          If you still decide that you would prefer a stepper, here's the basics to getting one going:


          First, you'll need to include the stepper library (just like you would with servo).

          #include <Stepper.h>


          You're also going to need to know what kind of motor you're using: unipolar motors have 4 wires and bipolar have 6. It's a minor difference in how you wire the circuit:



          unipolar stepper arduino


          bipolar stepper arduino

          The biggest difference comes from how you interact with the motor. When using a servo, you're defining a value based on the angle that you want the motor to move to. On a stepper, you're going to be defining the number of steps that you want the motor to turn. In other words, you're going to need to know either the number of steps the motor counts as 1 rotation or the number of degrees the motor counts per step.


          To apply this to your example, instead of an analog write to a particular angle for each servo, you're going to "write" (send a step command) for the particular number of steps for the stepper.

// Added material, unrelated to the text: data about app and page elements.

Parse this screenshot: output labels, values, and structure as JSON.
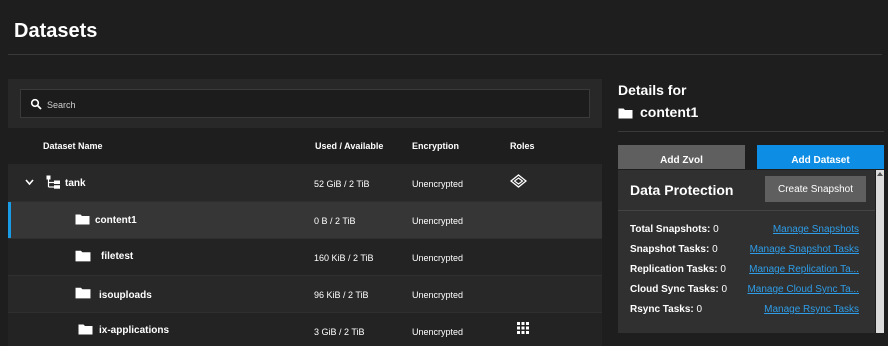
{
  "page": {
    "title": "Datasets"
  },
  "search": {
    "placeholder": "Search"
  },
  "table": {
    "headers": {
      "name": "Dataset Name",
      "used": "Used / Available",
      "encryption": "Encryption",
      "roles": "Roles"
    },
    "rows": [
      {
        "name": "tank",
        "used": "52 GiB / 2 TiB",
        "encryption": "Unencrypted",
        "role_icon": "share-icon"
      },
      {
        "name": "content1",
        "used": "0 B / 2 TiB",
        "encryption": "Unencrypted",
        "role_icon": ""
      },
      {
        "name": "filetest",
        "used": "160 KiB / 2 TiB",
        "encryption": "Unencrypted",
        "role_icon": ""
      },
      {
        "name": "isouploads",
        "used": "96 KiB / 2 TiB",
        "encryption": "Unencrypted",
        "role_icon": ""
      },
      {
        "name": "ix-applications",
        "used": "3 GiB / 2 TiB",
        "encryption": "Unencrypted",
        "role_icon": "apps-grid-icon"
      }
    ]
  },
  "details": {
    "heading": "Details for",
    "dataset_name": "content1",
    "buttons": {
      "add_zvol": "Add Zvol",
      "add_dataset": "Add Dataset"
    }
  },
  "data_protection": {
    "title": "Data Protection",
    "create_snapshot": "Create Snapshot",
    "stats": [
      {
        "label": "Total Snapshots:",
        "value": "0",
        "link": "Manage Snapshots"
      },
      {
        "label": "Snapshot Tasks:",
        "value": "0",
        "link": "Manage Snapshot Tasks"
      },
      {
        "label": "Replication Tasks:",
        "value": "0",
        "link": "Manage Replication Ta..."
      },
      {
        "label": "Cloud Sync Tasks:",
        "value": "0",
        "link": "Manage Cloud Sync Ta..."
      },
      {
        "label": "Rsync Tasks:",
        "value": "0",
        "link": "Manage Rsync Tasks"
      }
    ]
  },
  "colors": {
    "accent": "#0d8de3",
    "link": "#2e9ce6",
    "background": "#1e1e1e",
    "selection": "#1a9be6"
  }
}
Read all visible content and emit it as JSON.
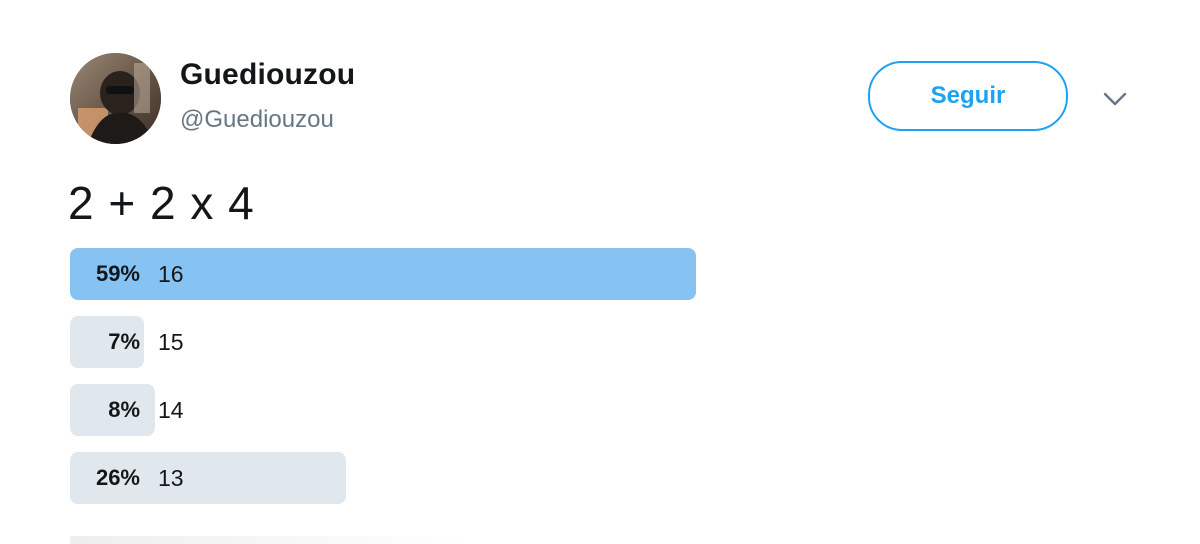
{
  "user": {
    "display_name": "Guediouzou",
    "handle": "@Guediouzou"
  },
  "follow_button": {
    "label": "Seguir"
  },
  "tweet": {
    "text": "2 + 2 x 4"
  },
  "poll": {
    "options": [
      {
        "percent": "59%",
        "value": 59,
        "label": "16",
        "leading": true
      },
      {
        "percent": "7%",
        "value": 7,
        "label": "15",
        "leading": false
      },
      {
        "percent": "8%",
        "value": 8,
        "label": "14",
        "leading": false
      },
      {
        "percent": "26%",
        "value": 26,
        "label": "13",
        "leading": false
      }
    ]
  },
  "colors": {
    "accent": "#1da1f2",
    "leading_bar": "#86c3f3",
    "other_bar": "#e1e8ed",
    "secondary_text": "#657786"
  },
  "icons": {
    "caret": "chevron-down-icon"
  }
}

I'm not exactly sure how this translates to your project, but hopefully that should be enough to get you started. For more information on using the step command, check out the Arduino reference guide https://www.arduino.cc/en/Reference/Stepper


          Heck and I built a Zen garden gantry using a handful of steppers, so there's some good example code and info on the element14 presents project page: Episode 344: Zen Garden Gantry with Matthew Eargle


          Of course, let me know if you're still having trouble.



          4 of 4 people found this helpful
            • Re: If a project calls for servos, how would you change the code to use stepper motors instead?

              Just to throw it in there, you'll have to track the current position of each servo, and initially do a few tests of rotating it 100 or 1000 times (with approximately the load you expect) to see if you are getting more or less than 360 degree rotation for x steps. cheap small consumer grade steppers are accurate enough over a small distance, but they seem to be less accurate than servos in terms of precise position from what i've seen. Part of it is that they have no real "knowledge" if they initially stall due to load then go slightly past the number of steps initially specified due to momentum, particularly if you use microstepping. If position isn't quite as critical, then the stepper has other advantages.

              1 of 1 people found this helpful